Yes there is more clinching but I dont think that its a result of much more poorly conditioned fighters than those of yesteryear, as you would suggest.
Well, as for what you over all said that may be. But was for fighters being less well-conditioned today than they were in pass era's, it obvious that that aren't as well-conditioned today. Just taking for the heavyweights for example, today in active rounds they throw by far less throws in an active rounds on an average than heavyweights of past era's. That's a sign they are not as well-conditioned as fighters of past era's.
Also their weight today, between fights on the average will vary 20-40 pounds where as it use to be only 6-8 pounds which is a sign of a lack of training discipline.
You keep going on about a "boxers body".
There are all shapes and sizes of bodies within each weightclass today.
Some very muscular and some solid, some even flabby.
People's bodies and muscles react differently to different kinds of resistence.
What works for some doesn't always work the same for others.
A guy who is flabby could actually be in better shape then the guy with the solid body, and visa versa.
So it doesn't matter WHAT the body looks like.
As I said before, there have been many advances in our knowledge of the body and how it reacts to different training methods in the last 50 years.
Whether you choose to acknowledge that fact or not, it still remains a fact.
Just because traditional workouts WORK, doesnt mean that they are the most effective way to condition everyone's body for fighting.
Telling people that lifting weights is BAD for a fighter is not giving them all the information!
Just because a typewriter worked great 40 years ago, doesn't mean that using a computer is bad.
We've learned more since then and have come up with more efficient ways to achieve a specific goal, much the same as we have done with exercise science.
This is all Im trying to get across here:
While I believe that the tried and true methods of fight training have remained pretty much a constant, there are additional ways of "strengthening and conditioning" outside of pugilistic skill training that can be very effective when used in conjunction with a traditional workout.

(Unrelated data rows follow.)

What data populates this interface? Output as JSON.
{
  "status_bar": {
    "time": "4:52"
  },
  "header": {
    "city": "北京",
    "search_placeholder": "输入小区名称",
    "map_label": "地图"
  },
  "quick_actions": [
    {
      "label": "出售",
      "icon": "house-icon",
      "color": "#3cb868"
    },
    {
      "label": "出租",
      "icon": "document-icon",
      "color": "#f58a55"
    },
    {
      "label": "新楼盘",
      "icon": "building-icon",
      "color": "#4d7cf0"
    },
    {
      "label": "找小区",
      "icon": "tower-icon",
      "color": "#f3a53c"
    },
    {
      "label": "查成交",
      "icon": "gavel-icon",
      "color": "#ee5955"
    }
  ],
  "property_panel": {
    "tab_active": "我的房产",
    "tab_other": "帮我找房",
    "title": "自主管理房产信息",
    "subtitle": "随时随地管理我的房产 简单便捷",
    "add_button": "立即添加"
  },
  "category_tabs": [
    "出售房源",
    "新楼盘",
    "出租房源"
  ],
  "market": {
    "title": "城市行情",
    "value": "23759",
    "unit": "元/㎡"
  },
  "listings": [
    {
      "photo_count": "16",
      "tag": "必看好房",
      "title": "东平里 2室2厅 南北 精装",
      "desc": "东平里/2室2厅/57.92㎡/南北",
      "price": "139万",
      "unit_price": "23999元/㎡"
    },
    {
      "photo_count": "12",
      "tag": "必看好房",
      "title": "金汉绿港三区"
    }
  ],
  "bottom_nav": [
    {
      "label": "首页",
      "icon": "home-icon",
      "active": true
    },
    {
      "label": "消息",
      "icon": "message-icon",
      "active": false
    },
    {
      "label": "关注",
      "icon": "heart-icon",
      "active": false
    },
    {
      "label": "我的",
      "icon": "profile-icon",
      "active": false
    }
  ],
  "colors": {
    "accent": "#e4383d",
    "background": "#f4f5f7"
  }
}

First I want to thank you for taking of your time to share you thoughts about all this for it has allowed me an opportunity to point out things that are wrong as for the ways that a lot of fighters are being trained today.
How I know how good the training is, it produces?
I made a general statement that boxers don't have boxers bodies today, and the reason for it is because boxers aren't all training in all the same ways they had use to. By the way, George Foreman,
I've heard him say this too.
Heavyweights for example, it has always been hard for them to go long rounds, and that's always been true. Because they aren't built for it like fighters in the lighter weight divisions are.
But never has it been as hard for heavyweights to go long rounds as today, only because they have less stamina than the heavyweights of past era's, and in part its because some or even many are lifting weights and they are not training in all the same ways that fighters that were more well-conditioned did in past era's, too much of the training has changed and how I know how good the training is by what it produces?
Do we have better fighters today, and more well-conditioned fighters than we did is past era's? Hardly! Just the opposite is true.
If fact, the over all performances are so poor today that few fans even have interest in boxing any more. If a person really knows much about the sport of boxing at all they are going to know that's true.
As for this training with weights thing for boxers!
I find that generally the only trainers, perhaps with some exceptions, are mostly trainers that have never boxed and don't have any boxing experience, and have never been fighters, and the wanna be's (to be good fighters) who had never succeeded in doing so, are mostly the only people who advocate lifting weights for boxers.